[About this task]: Nothing in the records should be altered; retype them all exactly.
Start of Data in this exercise
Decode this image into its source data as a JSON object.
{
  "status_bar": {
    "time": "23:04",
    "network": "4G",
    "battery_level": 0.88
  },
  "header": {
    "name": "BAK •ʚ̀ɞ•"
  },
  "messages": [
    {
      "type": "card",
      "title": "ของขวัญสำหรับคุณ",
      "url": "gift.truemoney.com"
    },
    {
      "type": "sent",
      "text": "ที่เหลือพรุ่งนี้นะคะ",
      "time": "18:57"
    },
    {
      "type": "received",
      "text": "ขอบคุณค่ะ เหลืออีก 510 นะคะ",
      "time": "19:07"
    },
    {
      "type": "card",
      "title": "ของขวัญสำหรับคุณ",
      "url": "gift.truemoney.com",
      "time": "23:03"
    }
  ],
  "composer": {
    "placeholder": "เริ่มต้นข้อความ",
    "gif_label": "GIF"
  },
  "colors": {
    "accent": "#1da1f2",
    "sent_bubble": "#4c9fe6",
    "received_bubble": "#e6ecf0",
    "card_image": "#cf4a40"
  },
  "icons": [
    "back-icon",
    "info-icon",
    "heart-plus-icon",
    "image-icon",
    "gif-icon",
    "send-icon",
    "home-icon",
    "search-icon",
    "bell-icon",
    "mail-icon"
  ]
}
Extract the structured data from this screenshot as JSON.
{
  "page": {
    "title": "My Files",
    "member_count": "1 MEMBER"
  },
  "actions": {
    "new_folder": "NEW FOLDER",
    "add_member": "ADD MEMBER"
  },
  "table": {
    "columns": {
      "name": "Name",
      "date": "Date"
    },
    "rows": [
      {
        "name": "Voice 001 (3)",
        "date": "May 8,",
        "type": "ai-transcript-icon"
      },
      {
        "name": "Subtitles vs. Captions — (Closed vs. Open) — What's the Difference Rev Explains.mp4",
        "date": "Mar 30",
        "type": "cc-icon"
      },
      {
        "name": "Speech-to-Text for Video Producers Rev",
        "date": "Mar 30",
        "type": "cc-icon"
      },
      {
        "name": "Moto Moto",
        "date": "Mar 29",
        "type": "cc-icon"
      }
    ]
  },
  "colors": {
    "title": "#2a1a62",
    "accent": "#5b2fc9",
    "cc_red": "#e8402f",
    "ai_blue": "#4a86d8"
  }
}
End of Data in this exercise
[Task output]:
Decode this image into its source data as a JSON object.
{
  "status_bar": {
    "time": "23:04",
    "network": "4G",
    "battery_level": 0.88
  },
  "header": {
    "name": "BAK •ʚ̀ɞ•"
  },
  "messages": [
    {
      "type": "card",
      "title": "ของขวัญสำหรับคุณ",
      "url": "gift.truemoney.com"
    },
    {
      "type": "sent",
      "text": "ที่เหลือพรุ่งนี้นะคะ",
      "time": "18:57"
    },
    {
      "type": "received",
      "text": "ขอบคุณค่ะ เหลืออีก 510 นะคะ",
      "time": "19:07"
    },
    {
      "type": "card",
      "title": "ของขวัญสำหรับคุณ",
      "url": "gift.truemoney.com",
      "time": "23:03"
    }
  ],
  "composer": {
    "placeholder": "เริ่มต้นข้อความ",
    "gif_label": "GIF"
  },
  "colors": {
    "accent": "#1da1f2",
    "sent_bubble": "#4c9fe6",
    "received_bubble": "#e6ecf0",
    "card_image": "#cf4a40"
  },
  "icons": [
    "back-icon",
    "info-icon",
    "heart-plus-icon",
    "image-icon",
    "gif-icon",
    "send-icon",
    "home-icon",
    "search-icon",
    "bell-icon",
    "mail-icon"
  ]
}
Extract the structured data from this screenshot as JSON.
{
  "page": {
    "title": "My Files",
    "member_count": "1 MEMBER"
  },
  "actions": {
    "new_folder": "NEW FOLDER",
    "add_member": "ADD MEMBER"
  },
  "table": {
    "columns": {
      "name": "Name",
      "date": "Date"
    },
    "rows": [
      {
        "name": "Voice 001 (3)",
        "date": "May 8,",
        "type": "ai-transcript-icon"
      },
      {
        "name": "Subtitles vs. Captions — (Closed vs. Open) — What's the Difference Rev Explains.mp4",
        "date": "Mar 30",
        "type": "cc-icon"
      },
      {
        "name": "Speech-to-Text for Video Producers Rev",
        "date": "Mar 30",
        "type": "cc-icon"
      },
      {
        "name": "Moto Moto",
        "date": "Mar 29",
        "type": "cc-icon"
      }
    ]
  },
  "colors": {
    "title": "#2a1a62",
    "accent": "#5b2fc9",
    "cc_red": "#e8402f",
    "ai_blue": "#4a86d8"
  }
}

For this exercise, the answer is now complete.